- _Work task_:
Using the word "Lens" as the filter, copy each matching line from the records.

- _Information provided_:
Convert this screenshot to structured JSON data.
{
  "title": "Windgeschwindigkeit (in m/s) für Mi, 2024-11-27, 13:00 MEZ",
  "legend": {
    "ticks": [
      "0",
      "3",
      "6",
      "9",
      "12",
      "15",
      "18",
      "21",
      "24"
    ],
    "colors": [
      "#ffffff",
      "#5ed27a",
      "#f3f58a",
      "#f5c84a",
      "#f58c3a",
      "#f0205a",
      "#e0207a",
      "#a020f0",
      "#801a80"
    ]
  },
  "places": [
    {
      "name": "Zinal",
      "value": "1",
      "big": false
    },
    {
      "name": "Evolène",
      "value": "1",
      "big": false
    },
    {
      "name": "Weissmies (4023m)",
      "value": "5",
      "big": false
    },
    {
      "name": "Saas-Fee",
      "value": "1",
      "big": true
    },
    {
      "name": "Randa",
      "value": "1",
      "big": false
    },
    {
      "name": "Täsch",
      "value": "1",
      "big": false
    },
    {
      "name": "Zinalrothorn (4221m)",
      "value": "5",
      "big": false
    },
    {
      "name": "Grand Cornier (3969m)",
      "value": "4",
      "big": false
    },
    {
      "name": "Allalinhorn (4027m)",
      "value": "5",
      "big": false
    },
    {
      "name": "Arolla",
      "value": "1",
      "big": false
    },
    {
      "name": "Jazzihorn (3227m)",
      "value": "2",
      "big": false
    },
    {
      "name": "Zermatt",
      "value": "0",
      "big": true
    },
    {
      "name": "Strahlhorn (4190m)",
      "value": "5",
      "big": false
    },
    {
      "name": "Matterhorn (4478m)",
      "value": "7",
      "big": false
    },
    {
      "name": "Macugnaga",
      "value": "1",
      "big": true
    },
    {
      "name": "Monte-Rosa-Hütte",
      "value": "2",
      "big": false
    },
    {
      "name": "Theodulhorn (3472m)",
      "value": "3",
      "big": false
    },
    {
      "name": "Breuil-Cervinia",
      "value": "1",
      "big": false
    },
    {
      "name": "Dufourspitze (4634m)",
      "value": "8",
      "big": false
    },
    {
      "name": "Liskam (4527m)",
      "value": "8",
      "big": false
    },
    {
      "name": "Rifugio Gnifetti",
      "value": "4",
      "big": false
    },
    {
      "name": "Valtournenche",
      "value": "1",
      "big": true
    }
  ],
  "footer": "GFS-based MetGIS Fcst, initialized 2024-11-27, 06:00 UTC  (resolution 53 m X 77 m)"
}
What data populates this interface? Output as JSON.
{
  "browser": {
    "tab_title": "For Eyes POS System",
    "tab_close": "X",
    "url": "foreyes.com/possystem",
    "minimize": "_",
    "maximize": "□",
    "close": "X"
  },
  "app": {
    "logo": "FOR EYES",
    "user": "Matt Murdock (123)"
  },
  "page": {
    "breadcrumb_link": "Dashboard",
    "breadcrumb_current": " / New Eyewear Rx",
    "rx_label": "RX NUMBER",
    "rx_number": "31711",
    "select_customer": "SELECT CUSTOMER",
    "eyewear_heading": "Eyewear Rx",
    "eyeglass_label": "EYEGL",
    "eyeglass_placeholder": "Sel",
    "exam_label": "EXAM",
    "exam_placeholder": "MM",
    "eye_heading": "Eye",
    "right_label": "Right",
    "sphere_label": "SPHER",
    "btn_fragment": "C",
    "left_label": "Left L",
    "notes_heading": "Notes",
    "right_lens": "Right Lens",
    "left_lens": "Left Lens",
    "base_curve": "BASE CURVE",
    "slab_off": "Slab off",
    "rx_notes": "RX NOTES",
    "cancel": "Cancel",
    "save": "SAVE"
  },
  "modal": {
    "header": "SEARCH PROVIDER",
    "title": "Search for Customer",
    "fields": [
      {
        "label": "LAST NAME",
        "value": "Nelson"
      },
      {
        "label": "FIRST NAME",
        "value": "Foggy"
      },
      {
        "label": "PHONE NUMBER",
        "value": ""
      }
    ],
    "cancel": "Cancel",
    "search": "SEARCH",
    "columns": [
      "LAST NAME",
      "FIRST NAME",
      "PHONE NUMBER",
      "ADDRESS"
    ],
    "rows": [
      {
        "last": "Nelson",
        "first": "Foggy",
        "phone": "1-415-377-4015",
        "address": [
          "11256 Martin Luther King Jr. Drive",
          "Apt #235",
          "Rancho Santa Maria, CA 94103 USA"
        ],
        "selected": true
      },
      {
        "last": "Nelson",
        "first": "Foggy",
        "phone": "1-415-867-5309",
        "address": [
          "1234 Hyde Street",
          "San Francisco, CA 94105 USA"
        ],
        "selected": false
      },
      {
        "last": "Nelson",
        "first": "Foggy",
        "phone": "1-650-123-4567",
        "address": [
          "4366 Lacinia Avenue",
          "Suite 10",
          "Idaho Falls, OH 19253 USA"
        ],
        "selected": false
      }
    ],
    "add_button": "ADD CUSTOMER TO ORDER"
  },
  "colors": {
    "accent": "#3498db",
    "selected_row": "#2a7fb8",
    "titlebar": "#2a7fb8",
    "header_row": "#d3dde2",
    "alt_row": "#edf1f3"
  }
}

- _Exercise answer_:
    "right_lens": "Right Lens",
    "left_lens": "Left Lens",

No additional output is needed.